Testing out the winning boat for the Observer Boyne Tannum Hook Up for 2013 at Lake Awoonga Dam, (left) Sam Amos, 12, Cody Amos, 14, Keagan Amos, 16, Ned Beaumont, Jeff Amos. Brenda Strong

Time to think about HookUp attack plan, check fishing gear

WITH only a week until the largest family fishing event in Australia starts at Bray Park, Boyne Island, it's time to check all the gear and start planning the attack for the weekend.

With the outlook over the next few days being not all that brilliant, winds and seas rising, one needs to have a fall back-up plan in case you can't get to where you wanted to go out on the reef.

The Boyne Tannum Hookup is all about the biggest fish in the species, and not about how many you can catch.

Many of the biggest fish, being Spanish mackerel, are caught at places such as Rundle Island, Jenny Lind Bank, or Bustard Head, using big fresh baits, or live baits.

With the event four weeks earlier in the year than the previous 16 years, things could be a little different.

The last quarter of the lunar phase is happening over that weekend, meaning smaller tides and run.

This should bring into play those deep spots over 50 metres, which hold the big reds, and snapper.

It also has an effect on the behaviour of the fish where they are a lot more active and for those chasing trout, and lipper you should be well rewarded, so long as the big fella sorts the weather out.

Inshore things will be really firing with the water being a little warmer at the start of May.

Firstly, the barra will be quite active, and if you know your spots, the likes of fingermark, mangrove jack and salmon will be targeted.

The whole region is in such good nick at the moment with loads of bait, and prawns in the system.

Most of the in shore species are live categories, where you are required to either measure, photograph and release, or else keep them alive, so that they can be tagged measured, and released.

They must stay alive in the recovery tank for a set time to qualify, though.

Organisation of the rules and the event has evolved over many years of trial and error.

I was part of this right from the word go, back in 1995, but now I need my life back and retired from it a year or so ago.

But the evolution doesn't stop and little, subtle changes happen every year, so make sure you know the rules.

To run an event such as this requires a lot if dedication by the team, and also a lot of involvement by sponsors.

Do yourself a favour and check out who is sponsoring and where you can, support them.

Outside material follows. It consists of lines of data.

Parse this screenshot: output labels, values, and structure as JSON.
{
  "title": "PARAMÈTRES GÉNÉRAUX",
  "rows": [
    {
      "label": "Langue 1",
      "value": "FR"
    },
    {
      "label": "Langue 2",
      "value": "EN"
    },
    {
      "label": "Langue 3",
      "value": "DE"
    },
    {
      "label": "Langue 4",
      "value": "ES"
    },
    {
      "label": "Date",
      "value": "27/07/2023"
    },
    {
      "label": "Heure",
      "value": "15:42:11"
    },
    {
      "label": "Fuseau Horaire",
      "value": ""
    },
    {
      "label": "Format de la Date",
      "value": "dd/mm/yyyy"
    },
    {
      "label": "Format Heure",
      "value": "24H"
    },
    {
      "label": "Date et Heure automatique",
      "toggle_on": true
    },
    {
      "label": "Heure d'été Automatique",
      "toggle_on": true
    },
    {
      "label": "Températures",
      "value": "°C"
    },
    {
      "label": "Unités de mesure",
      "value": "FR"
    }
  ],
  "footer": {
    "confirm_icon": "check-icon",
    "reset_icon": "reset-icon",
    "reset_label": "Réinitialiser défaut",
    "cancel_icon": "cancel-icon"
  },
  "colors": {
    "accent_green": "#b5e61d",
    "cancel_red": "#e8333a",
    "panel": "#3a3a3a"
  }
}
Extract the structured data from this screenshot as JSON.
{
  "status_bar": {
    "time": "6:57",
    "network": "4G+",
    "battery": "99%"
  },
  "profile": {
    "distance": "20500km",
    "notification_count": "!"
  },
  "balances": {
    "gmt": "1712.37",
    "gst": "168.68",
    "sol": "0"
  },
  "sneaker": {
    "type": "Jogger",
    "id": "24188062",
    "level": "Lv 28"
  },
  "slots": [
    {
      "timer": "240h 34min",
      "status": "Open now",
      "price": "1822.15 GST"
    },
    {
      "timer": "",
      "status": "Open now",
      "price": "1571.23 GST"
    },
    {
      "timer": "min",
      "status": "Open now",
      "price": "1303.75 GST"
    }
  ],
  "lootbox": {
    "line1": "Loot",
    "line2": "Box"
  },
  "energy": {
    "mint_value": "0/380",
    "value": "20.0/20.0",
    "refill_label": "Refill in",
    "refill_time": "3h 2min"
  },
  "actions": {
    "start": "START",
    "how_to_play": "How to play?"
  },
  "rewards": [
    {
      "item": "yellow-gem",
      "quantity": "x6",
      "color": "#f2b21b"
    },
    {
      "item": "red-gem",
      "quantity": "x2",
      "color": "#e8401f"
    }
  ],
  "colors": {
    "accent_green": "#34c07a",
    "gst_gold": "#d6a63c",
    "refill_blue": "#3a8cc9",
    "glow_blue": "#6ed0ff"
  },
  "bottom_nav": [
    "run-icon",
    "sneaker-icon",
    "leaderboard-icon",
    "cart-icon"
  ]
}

Finally make sure your emergency stuff is up to scratch and that you are also a member of VMR Gladstone.

It looks like you will all need to have a chat with the big fella, to sort the weather.